[Opening Data section]
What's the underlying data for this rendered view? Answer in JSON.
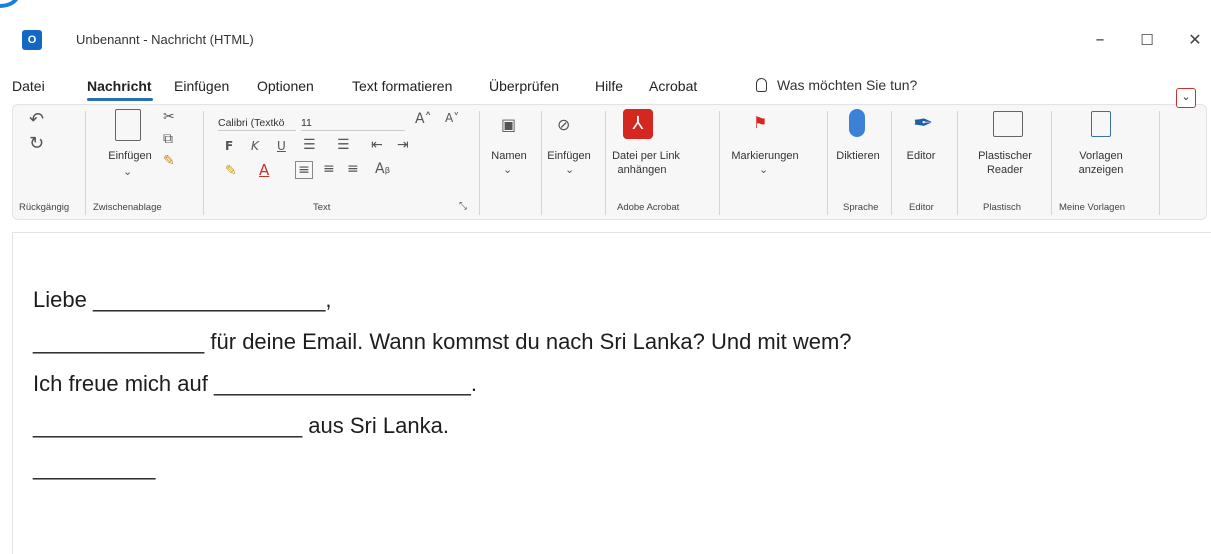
{
  "window": {
    "app_icon": "O",
    "title": "Unbenannt - Nachricht (HTML)",
    "minimize": "–",
    "maximize": "☐",
    "close": "✕"
  },
  "menu": {
    "items": [
      "Datei",
      "Nachricht",
      "Einfügen",
      "Optionen",
      "Text formatieren",
      "Überprüfen",
      "Hilfe",
      "Acrobat"
    ],
    "active": "Nachricht",
    "search": "Was möchten Sie tun?"
  },
  "ribbon": {
    "undo_group": "Rückgängig",
    "clipboard": {
      "paste_label": "Einfügen",
      "group": "Zwischenablage"
    },
    "text": {
      "font": "Calibri (Textkö",
      "size": "11",
      "bold": "F",
      "italic": "K",
      "underline": "U",
      "group": "Text"
    },
    "names": {
      "label": "Namen"
    },
    "insert": {
      "label": "Einfügen"
    },
    "adobe": {
      "label1": "Datei per Link",
      "label2": "anhängen",
      "group": "Adobe Acrobat"
    },
    "flags": {
      "label": "Markierungen"
    },
    "speech": {
      "label": "Diktieren",
      "group": "Sprache"
    },
    "editor": {
      "label": "Editor",
      "group": "Editor"
    },
    "immersive": {
      "label1": "Plastischer",
      "label2": "Reader",
      "group": "Plastisch"
    },
    "templates": {
      "label1": "Vorlagen",
      "label2": "anzeigen",
      "group": "Meine Vorlagen"
    },
    "collapse_icon": "chevron-down-icon"
  },
  "message": {
    "lines": [
      "Liebe ___________________,",
      "______________ für deine Email. Wann kommst du nach Sri Lanka? Und mit wem?",
      "Ich freue mich auf _____________________.",
      "______________________ aus Sri Lanka.",
      "__________"
    ]
  }
}
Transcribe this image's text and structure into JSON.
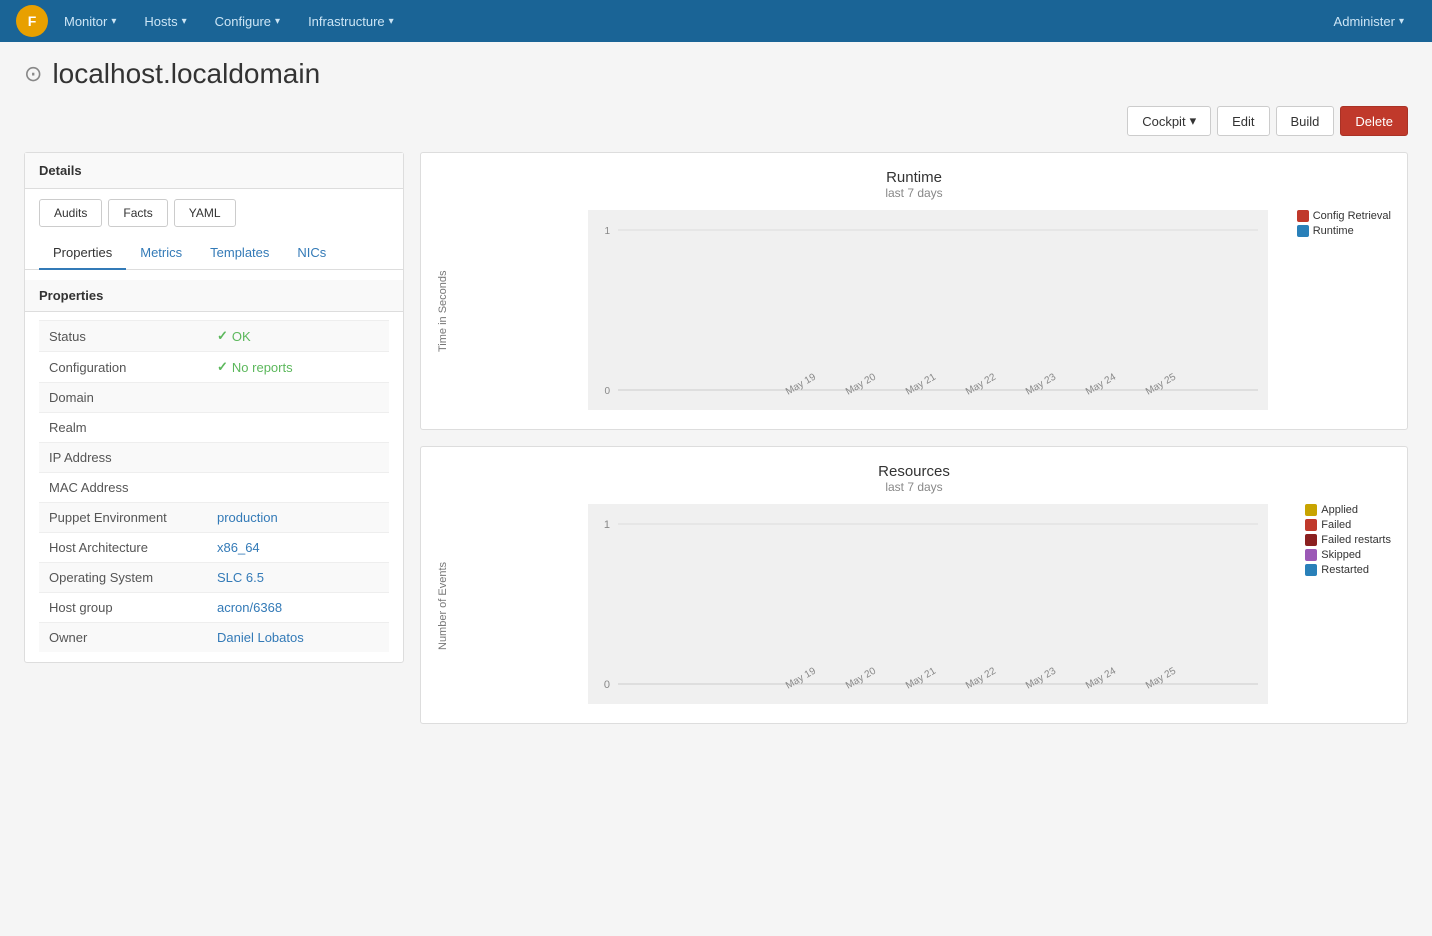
{
  "nav": {
    "logo_text": "F",
    "items": [
      {
        "label": "Monitor",
        "has_dropdown": true
      },
      {
        "label": "Hosts",
        "has_dropdown": true
      },
      {
        "label": "Configure",
        "has_dropdown": true
      },
      {
        "label": "Infrastructure",
        "has_dropdown": true
      }
    ],
    "right_items": [
      {
        "label": "Administer",
        "has_dropdown": true
      }
    ]
  },
  "page": {
    "title": "localhost.localdomain",
    "icon": "🖥"
  },
  "actions": {
    "cockpit_label": "Cockpit",
    "edit_label": "Edit",
    "build_label": "Build",
    "delete_label": "Delete"
  },
  "details": {
    "panel_header": "Details",
    "buttons": [
      "Audits",
      "Facts",
      "YAML"
    ],
    "tabs": [
      "Properties",
      "Metrics",
      "Templates",
      "NICs"
    ],
    "active_tab": "Properties"
  },
  "properties": {
    "header": "Properties",
    "rows": [
      {
        "label": "Status",
        "value": "OK",
        "type": "status_ok"
      },
      {
        "label": "Configuration",
        "value": "No reports",
        "type": "status_ok"
      },
      {
        "label": "Domain",
        "value": "",
        "type": "plain"
      },
      {
        "label": "Realm",
        "value": "",
        "type": "plain"
      },
      {
        "label": "IP Address",
        "value": "",
        "type": "plain"
      },
      {
        "label": "MAC Address",
        "value": "",
        "type": "plain"
      },
      {
        "label": "Puppet Environment",
        "value": "production",
        "type": "link"
      },
      {
        "label": "Host Architecture",
        "value": "x86_64",
        "type": "link"
      },
      {
        "label": "Operating System",
        "value": "SLC 6.5",
        "type": "link"
      },
      {
        "label": "Host group",
        "value": "acron/6368",
        "type": "link"
      },
      {
        "label": "Owner",
        "value": "Daniel Lobatos",
        "type": "link"
      }
    ]
  },
  "runtime_chart": {
    "title": "Runtime",
    "subtitle": "last 7 days",
    "y_label": "Time in Seconds",
    "y_ticks": [
      "1",
      "0"
    ],
    "legend": [
      {
        "label": "Config Retrieval",
        "color": "#c0392b"
      },
      {
        "label": "Runtime",
        "color": "#2980b9"
      }
    ],
    "x_labels": [
      "May 19",
      "May 20",
      "May 21",
      "May 22",
      "May 23",
      "May 24",
      "May 25"
    ]
  },
  "resources_chart": {
    "title": "Resources",
    "subtitle": "last 7 days",
    "y_label": "Number of Events",
    "y_ticks": [
      "1",
      "0"
    ],
    "legend": [
      {
        "label": "Applied",
        "color": "#c8a400"
      },
      {
        "label": "Failed",
        "color": "#c0392b"
      },
      {
        "label": "Failed restarts",
        "color": "#8b2020"
      },
      {
        "label": "Skipped",
        "color": "#9b59b6"
      },
      {
        "label": "Restarted",
        "color": "#2980b9"
      }
    ],
    "x_labels": [
      "May 19",
      "May 20",
      "May 21",
      "May 22",
      "May 23",
      "May 24",
      "May 25"
    ]
  }
}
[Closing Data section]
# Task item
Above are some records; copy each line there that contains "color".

# Solution to the problem
        "color": "#c0392b"
        "color": "#2980b9"
        "color": "#c8a400"
        "color": "#c0392b"
        "color": "#8b2020"
        "color": "#9b59b6"
        "color": "#2980b9"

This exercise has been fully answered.